Dataset items:
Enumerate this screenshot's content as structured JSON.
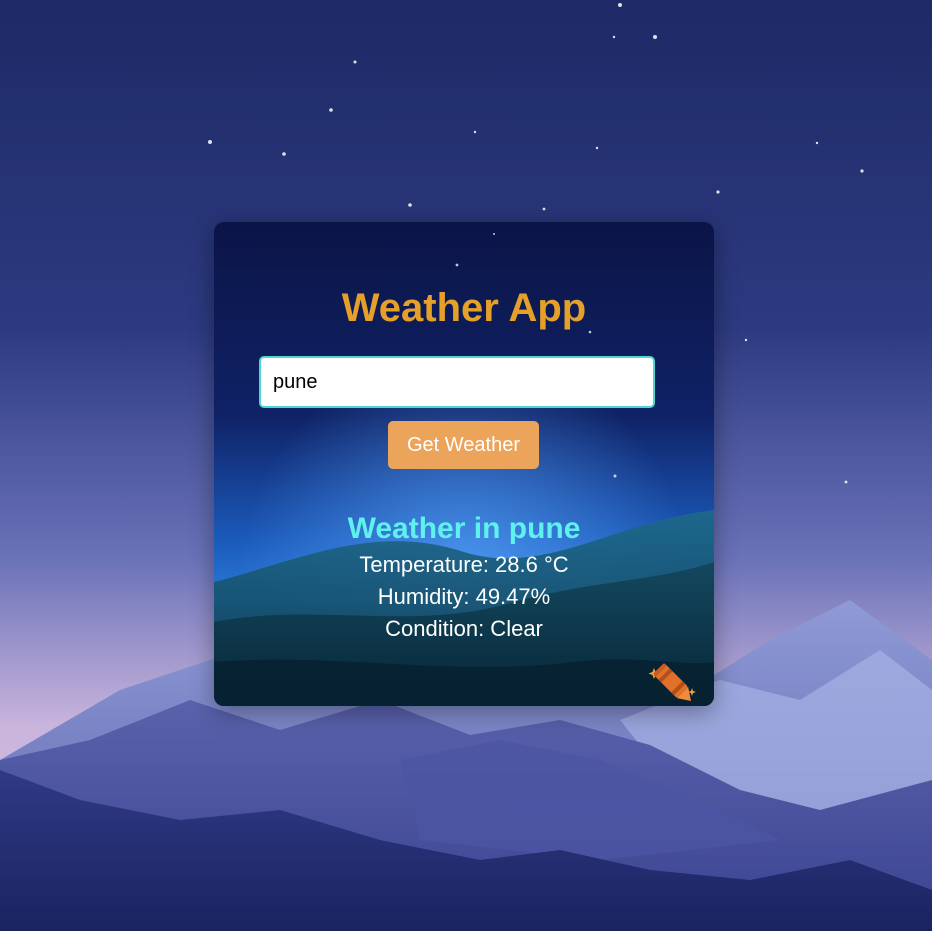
{
  "app": {
    "title": "Weather App"
  },
  "search": {
    "value": "pune",
    "button_label": "Get Weather"
  },
  "result": {
    "heading": "Weather in pune",
    "temperature": "Temperature: 28.6 °C",
    "humidity": "Humidity: 49.47%",
    "condition": "Condition: Clear"
  },
  "icons": {
    "corner": "crayon-icon"
  },
  "colors": {
    "title": "#e5a02a",
    "button": "#eca35a",
    "heading": "#5ef1ee",
    "input_border": "#4fd6d0"
  }
}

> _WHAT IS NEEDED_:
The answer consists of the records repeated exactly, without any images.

> _WRITTEN SOLUTION_:
Enumerate this screenshot's content as structured JSON.
{
  "app": {
    "title": "Weather App"
  },
  "search": {
    "value": "pune",
    "button_label": "Get Weather"
  },
  "result": {
    "heading": "Weather in pune",
    "temperature": "Temperature: 28.6 °C",
    "humidity": "Humidity: 49.47%",
    "condition": "Condition: Clear"
  },
  "icons": {
    "corner": "crayon-icon"
  },
  "colors": {
    "title": "#e5a02a",
    "button": "#eca35a",
    "heading": "#5ef1ee",
    "input_border": "#4fd6d0"
  }
}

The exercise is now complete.